Assignment
Word for word, copy each record that comes after this.

===== Supplied records =====

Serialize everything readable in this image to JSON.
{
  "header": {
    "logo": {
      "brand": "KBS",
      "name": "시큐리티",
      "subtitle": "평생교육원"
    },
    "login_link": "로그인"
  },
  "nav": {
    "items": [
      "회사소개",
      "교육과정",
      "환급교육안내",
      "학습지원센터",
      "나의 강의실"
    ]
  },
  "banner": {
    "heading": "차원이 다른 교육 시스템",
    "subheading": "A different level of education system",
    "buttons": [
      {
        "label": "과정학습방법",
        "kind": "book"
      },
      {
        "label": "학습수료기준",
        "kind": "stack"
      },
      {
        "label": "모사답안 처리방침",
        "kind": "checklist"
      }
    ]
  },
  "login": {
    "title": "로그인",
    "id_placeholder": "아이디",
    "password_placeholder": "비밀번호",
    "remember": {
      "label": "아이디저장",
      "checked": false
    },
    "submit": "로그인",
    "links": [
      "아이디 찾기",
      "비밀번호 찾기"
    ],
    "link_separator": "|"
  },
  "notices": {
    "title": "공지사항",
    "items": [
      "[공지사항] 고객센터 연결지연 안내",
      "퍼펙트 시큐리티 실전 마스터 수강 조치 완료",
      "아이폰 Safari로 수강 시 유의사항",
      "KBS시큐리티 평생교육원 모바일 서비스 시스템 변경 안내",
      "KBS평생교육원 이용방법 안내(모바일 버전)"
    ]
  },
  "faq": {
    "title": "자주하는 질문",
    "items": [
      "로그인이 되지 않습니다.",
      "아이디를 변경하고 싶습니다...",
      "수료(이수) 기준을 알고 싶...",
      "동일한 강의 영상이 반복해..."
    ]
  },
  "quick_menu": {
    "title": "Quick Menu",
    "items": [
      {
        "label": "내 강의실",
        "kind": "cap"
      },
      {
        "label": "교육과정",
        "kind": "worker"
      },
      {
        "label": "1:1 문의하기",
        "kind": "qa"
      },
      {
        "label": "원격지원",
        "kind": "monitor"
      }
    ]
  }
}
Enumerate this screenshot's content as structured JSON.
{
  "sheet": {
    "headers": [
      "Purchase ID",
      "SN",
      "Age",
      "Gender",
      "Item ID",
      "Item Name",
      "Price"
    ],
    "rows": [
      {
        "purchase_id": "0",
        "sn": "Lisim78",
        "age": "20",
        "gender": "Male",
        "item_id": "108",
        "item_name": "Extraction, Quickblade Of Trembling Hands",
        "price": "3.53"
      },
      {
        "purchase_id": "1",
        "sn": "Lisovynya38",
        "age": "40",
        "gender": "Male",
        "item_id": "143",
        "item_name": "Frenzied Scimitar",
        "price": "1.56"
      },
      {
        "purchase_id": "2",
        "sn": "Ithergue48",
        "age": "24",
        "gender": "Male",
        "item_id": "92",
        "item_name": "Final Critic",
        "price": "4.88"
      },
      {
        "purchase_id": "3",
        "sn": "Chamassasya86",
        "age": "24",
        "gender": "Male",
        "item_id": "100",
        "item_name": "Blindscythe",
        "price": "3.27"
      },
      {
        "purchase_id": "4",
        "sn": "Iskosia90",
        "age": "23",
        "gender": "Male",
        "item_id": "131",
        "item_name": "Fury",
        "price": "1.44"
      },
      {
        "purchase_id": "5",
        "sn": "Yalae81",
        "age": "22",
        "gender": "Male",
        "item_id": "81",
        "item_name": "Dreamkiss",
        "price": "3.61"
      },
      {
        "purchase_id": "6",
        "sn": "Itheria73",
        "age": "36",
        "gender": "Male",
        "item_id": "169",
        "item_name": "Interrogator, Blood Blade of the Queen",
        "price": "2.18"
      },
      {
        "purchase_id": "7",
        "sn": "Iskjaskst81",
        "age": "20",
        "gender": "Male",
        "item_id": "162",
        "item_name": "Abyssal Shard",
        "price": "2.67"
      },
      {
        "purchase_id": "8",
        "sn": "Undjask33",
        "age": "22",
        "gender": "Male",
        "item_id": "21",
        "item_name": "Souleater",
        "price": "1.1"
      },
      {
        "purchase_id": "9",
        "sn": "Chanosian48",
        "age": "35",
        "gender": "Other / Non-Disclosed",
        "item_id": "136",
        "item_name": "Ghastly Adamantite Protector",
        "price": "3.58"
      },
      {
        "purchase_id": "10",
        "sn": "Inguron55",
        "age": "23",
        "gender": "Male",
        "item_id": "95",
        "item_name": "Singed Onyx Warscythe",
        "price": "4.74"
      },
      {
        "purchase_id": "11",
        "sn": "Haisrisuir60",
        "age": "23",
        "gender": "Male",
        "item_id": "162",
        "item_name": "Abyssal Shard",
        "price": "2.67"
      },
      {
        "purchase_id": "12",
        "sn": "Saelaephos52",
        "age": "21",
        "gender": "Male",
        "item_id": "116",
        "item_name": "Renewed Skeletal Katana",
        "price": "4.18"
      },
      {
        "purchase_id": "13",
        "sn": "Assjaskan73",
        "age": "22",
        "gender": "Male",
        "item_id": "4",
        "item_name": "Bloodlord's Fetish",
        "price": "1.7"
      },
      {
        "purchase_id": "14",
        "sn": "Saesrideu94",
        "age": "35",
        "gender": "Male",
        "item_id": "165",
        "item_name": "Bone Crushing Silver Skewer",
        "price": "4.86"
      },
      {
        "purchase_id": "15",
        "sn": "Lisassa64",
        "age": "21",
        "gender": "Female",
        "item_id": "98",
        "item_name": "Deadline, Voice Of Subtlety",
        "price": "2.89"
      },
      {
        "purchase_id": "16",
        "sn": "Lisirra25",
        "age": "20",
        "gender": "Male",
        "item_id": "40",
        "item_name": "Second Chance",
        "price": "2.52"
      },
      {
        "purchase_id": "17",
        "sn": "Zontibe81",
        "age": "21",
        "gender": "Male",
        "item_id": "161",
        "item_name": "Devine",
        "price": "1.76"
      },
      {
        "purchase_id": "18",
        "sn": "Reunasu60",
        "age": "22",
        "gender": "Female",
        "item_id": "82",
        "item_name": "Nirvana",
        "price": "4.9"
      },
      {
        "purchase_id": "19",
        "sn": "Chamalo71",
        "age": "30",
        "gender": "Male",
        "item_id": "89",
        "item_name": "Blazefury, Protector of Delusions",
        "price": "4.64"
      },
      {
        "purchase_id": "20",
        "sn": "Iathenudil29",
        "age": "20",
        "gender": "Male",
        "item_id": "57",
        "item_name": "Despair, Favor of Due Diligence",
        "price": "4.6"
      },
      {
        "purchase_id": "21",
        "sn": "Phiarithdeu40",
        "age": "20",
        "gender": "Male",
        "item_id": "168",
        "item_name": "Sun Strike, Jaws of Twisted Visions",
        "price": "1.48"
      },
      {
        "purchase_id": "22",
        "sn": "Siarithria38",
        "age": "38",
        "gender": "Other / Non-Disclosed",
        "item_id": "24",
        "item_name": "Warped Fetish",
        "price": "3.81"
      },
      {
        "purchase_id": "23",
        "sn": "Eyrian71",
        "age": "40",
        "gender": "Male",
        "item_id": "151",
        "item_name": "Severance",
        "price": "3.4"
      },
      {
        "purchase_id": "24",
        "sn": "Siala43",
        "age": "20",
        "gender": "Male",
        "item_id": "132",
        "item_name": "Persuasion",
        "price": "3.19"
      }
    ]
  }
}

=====

Your solution
Serialize everything readable in this image to JSON.
{
  "header": {
    "logo": {
      "brand": "KBS",
      "name": "시큐리티",
      "subtitle": "평생교육원"
    },
    "login_link": "로그인"
  },
  "nav": {
    "items": [
      "회사소개",
      "교육과정",
      "환급교육안내",
      "학습지원센터",
      "나의 강의실"
    ]
  },
  "banner": {
    "heading": "차원이 다른 교육 시스템",
    "subheading": "A different level of education system",
    "buttons": [
      {
        "label": "과정학습방법",
        "kind": "book"
      },
      {
        "label": "학습수료기준",
        "kind": "stack"
      },
      {
        "label": "모사답안 처리방침",
        "kind": "checklist"
      }
    ]
  },
  "login": {
    "title": "로그인",
    "id_placeholder": "아이디",
    "password_placeholder": "비밀번호",
    "remember": {
      "label": "아이디저장",
      "checked": false
    },
    "submit": "로그인",
    "links": [
      "아이디 찾기",
      "비밀번호 찾기"
    ],
    "link_separator": "|"
  },
  "notices": {
    "title": "공지사항",
    "items": [
      "[공지사항] 고객센터 연결지연 안내",
      "퍼펙트 시큐리티 실전 마스터 수강 조치 완료",
      "아이폰 Safari로 수강 시 유의사항",
      "KBS시큐리티 평생교육원 모바일 서비스 시스템 변경 안내",
      "KBS평생교육원 이용방법 안내(모바일 버전)"
    ]
  },
  "faq": {
    "title": "자주하는 질문",
    "items": [
      "로그인이 되지 않습니다.",
      "아이디를 변경하고 싶습니다...",
      "수료(이수) 기준을 알고 싶...",
      "동일한 강의 영상이 반복해..."
    ]
  },
  "quick_menu": {
    "title": "Quick Menu",
    "items": [
      {
        "label": "내 강의실",
        "kind": "cap"
      },
      {
        "label": "교육과정",
        "kind": "worker"
      },
      {
        "label": "1:1 문의하기",
        "kind": "qa"
      },
      {
        "label": "원격지원",
        "kind": "monitor"
      }
    ]
  }
}
Enumerate this screenshot's content as structured JSON.
{
  "sheet": {
    "headers": [
      "Purchase ID",
      "SN",
      "Age",
      "Gender",
      "Item ID",
      "Item Name",
      "Price"
    ],
    "rows": [
      {
        "purchase_id": "0",
        "sn": "Lisim78",
        "age": "20",
        "gender": "Male",
        "item_id": "108",
        "item_name": "Extraction, Quickblade Of Trembling Hands",
        "price": "3.53"
      },
      {
        "purchase_id": "1",
        "sn": "Lisovynya38",
        "age": "40",
        "gender": "Male",
        "item_id": "143",
        "item_name": "Frenzied Scimitar",
        "price": "1.56"
      },
      {
        "purchase_id": "2",
        "sn": "Ithergue48",
        "age": "24",
        "gender": "Male",
        "item_id": "92",
        "item_name": "Final Critic",
        "price": "4.88"
      },
      {
        "purchase_id": "3",
        "sn": "Chamassasya86",
        "age": "24",
        "gender": "Male",
        "item_id": "100",
        "item_name": "Blindscythe",
        "price": "3.27"
      },
      {
        "purchase_id": "4",
        "sn": "Iskosia90",
        "age": "23",
        "gender": "Male",
        "item_id": "131",
        "item_name": "Fury",
        "price": "1.44"
      },
      {
        "purchase_id": "5",
        "sn": "Yalae81",
        "age": "22",
        "gender": "Male",
        "item_id": "81",
        "item_name": "Dreamkiss",
        "price": "3.61"
      },
      {
        "purchase_id": "6",
        "sn": "Itheria73",
        "age": "36",
        "gender": "Male",
        "item_id": "169",
        "item_name": "Interrogator, Blood Blade of the Queen",
        "price": "2.18"
      },
      {
        "purchase_id": "7",
        "sn": "Iskjaskst81",
        "age": "20",
        "gender": "Male",
        "item_id": "162",
        "item_name": "Abyssal Shard",
        "price": "2.67"
      },
      {
        "purchase_id": "8",
        "sn": "Undjask33",
        "age": "22",
        "gender": "Male",
        "item_id": "21",
        "item_name": "Souleater",
        "price": "1.1"
      },
      {
        "purchase_id": "9",
        "sn": "Chanosian48",
        "age": "35",
        "gender": "Other / Non-Disclosed",
        "item_id": "136",
        "item_name": "Ghastly Adamantite Protector",
        "price": "3.58"
      },
      {
        "purchase_id": "10",
        "sn": "Inguron55",
        "age": "23",
        "gender": "Male",
        "item_id": "95",
        "item_name": "Singed Onyx Warscythe",
        "price": "4.74"
      },
      {
        "purchase_id": "11",
        "sn": "Haisrisuir60",
        "age": "23",
        "gender": "Male",
        "item_id": "162",
        "item_name": "Abyssal Shard",
        "price": "2.67"
      },
      {
        "purchase_id": "12",
        "sn": "Saelaephos52",
        "age": "21",
        "gender": "Male",
        "item_id": "116",
        "item_name": "Renewed Skeletal Katana",
        "price": "4.18"
      },
      {
        "purchase_id": "13",
        "sn": "Assjaskan73",
        "age": "22",
        "gender": "Male",
        "item_id": "4",
        "item_name": "Bloodlord's Fetish",
        "price": "1.7"
      },
      {
        "purchase_id": "14",
        "sn": "Saesrideu94",
        "age": "35",
        "gender": "Male",
        "item_id": "165",
        "item_name": "Bone Crushing Silver Skewer",
        "price": "4.86"
      },
      {
        "purchase_id": "15",
        "sn": "Lisassa64",
        "age": "21",
        "gender": "Female",
        "item_id": "98",
        "item_name": "Deadline, Voice Of Subtlety",
        "price": "2.89"
      },
      {
        "purchase_id": "16",
        "sn": "Lisirra25",
        "age": "20",
        "gender": "Male",
        "item_id": "40",
        "item_name": "Second Chance",
        "price": "2.52"
      },
      {
        "purchase_id": "17",
        "sn": "Zontibe81",
        "age": "21",
        "gender": "Male",
        "item_id": "161",
        "item_name": "Devine",
        "price": "1.76"
      },
      {
        "purchase_id": "18",
        "sn": "Reunasu60",
        "age": "22",
        "gender": "Female",
        "item_id": "82",
        "item_name": "Nirvana",
        "price": "4.9"
      },
      {
        "purchase_id": "19",
        "sn": "Chamalo71",
        "age": "30",
        "gender": "Male",
        "item_id": "89",
        "item_name": "Blazefury, Protector of Delusions",
        "price": "4.64"
      },
      {
        "purchase_id": "20",
        "sn": "Iathenudil29",
        "age": "20",
        "gender": "Male",
        "item_id": "57",
        "item_name": "Despair, Favor of Due Diligence",
        "price": "4.6"
      },
      {
        "purchase_id": "21",
        "sn": "Phiarithdeu40",
        "age": "20",
        "gender": "Male",
        "item_id": "168",
        "item_name": "Sun Strike, Jaws of Twisted Visions",
        "price": "1.48"
      },
      {
        "purchase_id": "22",
        "sn": "Siarithria38",
        "age": "38",
        "gender": "Other / Non-Disclosed",
        "item_id": "24",
        "item_name": "Warped Fetish",
        "price": "3.81"
      },
      {
        "purchase_id": "23",
        "sn": "Eyrian71",
        "age": "40",
        "gender": "Male",
        "item_id": "151",
        "item_name": "Severance",
        "price": "3.4"
      },
      {
        "purchase_id": "24",
        "sn": "Siala43",
        "age": "20",
        "gender": "Male",
        "item_id": "132",
        "item_name": "Persuasion",
        "price": "3.19"
      }
    ]
  }
}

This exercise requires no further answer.